(Collected data)
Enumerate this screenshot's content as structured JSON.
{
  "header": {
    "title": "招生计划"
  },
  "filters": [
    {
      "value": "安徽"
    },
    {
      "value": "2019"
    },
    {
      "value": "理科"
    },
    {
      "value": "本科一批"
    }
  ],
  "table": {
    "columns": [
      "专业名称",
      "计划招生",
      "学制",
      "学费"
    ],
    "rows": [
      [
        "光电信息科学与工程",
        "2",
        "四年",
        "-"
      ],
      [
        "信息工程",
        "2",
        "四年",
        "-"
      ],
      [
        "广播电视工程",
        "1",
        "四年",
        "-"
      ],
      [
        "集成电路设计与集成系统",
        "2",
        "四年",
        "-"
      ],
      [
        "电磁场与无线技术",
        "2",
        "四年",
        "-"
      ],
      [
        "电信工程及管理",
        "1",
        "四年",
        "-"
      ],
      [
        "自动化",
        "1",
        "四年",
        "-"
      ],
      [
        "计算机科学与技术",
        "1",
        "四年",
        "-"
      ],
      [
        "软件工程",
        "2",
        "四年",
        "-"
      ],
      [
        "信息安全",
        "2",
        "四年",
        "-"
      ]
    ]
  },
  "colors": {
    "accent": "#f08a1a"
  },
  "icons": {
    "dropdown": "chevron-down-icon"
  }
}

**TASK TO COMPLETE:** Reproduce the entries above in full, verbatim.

**RESULT FOR THIS TASK:**
Enumerate this screenshot's content as structured JSON.
{
  "header": {
    "title": "招生计划"
  },
  "filters": [
    {
      "value": "安徽"
    },
    {
      "value": "2019"
    },
    {
      "value": "理科"
    },
    {
      "value": "本科一批"
    }
  ],
  "table": {
    "columns": [
      "专业名称",
      "计划招生",
      "学制",
      "学费"
    ],
    "rows": [
      [
        "光电信息科学与工程",
        "2",
        "四年",
        "-"
      ],
      [
        "信息工程",
        "2",
        "四年",
        "-"
      ],
      [
        "广播电视工程",
        "1",
        "四年",
        "-"
      ],
      [
        "集成电路设计与集成系统",
        "2",
        "四年",
        "-"
      ],
      [
        "电磁场与无线技术",
        "2",
        "四年",
        "-"
      ],
      [
        "电信工程及管理",
        "1",
        "四年",
        "-"
      ],
      [
        "自动化",
        "1",
        "四年",
        "-"
      ],
      [
        "计算机科学与技术",
        "1",
        "四年",
        "-"
      ],
      [
        "软件工程",
        "2",
        "四年",
        "-"
      ],
      [
        "信息安全",
        "2",
        "四年",
        "-"
      ]
    ]
  },
  "colors": {
    "accent": "#f08a1a"
  },
  "icons": {
    "dropdown": "chevron-down-icon"
  }
}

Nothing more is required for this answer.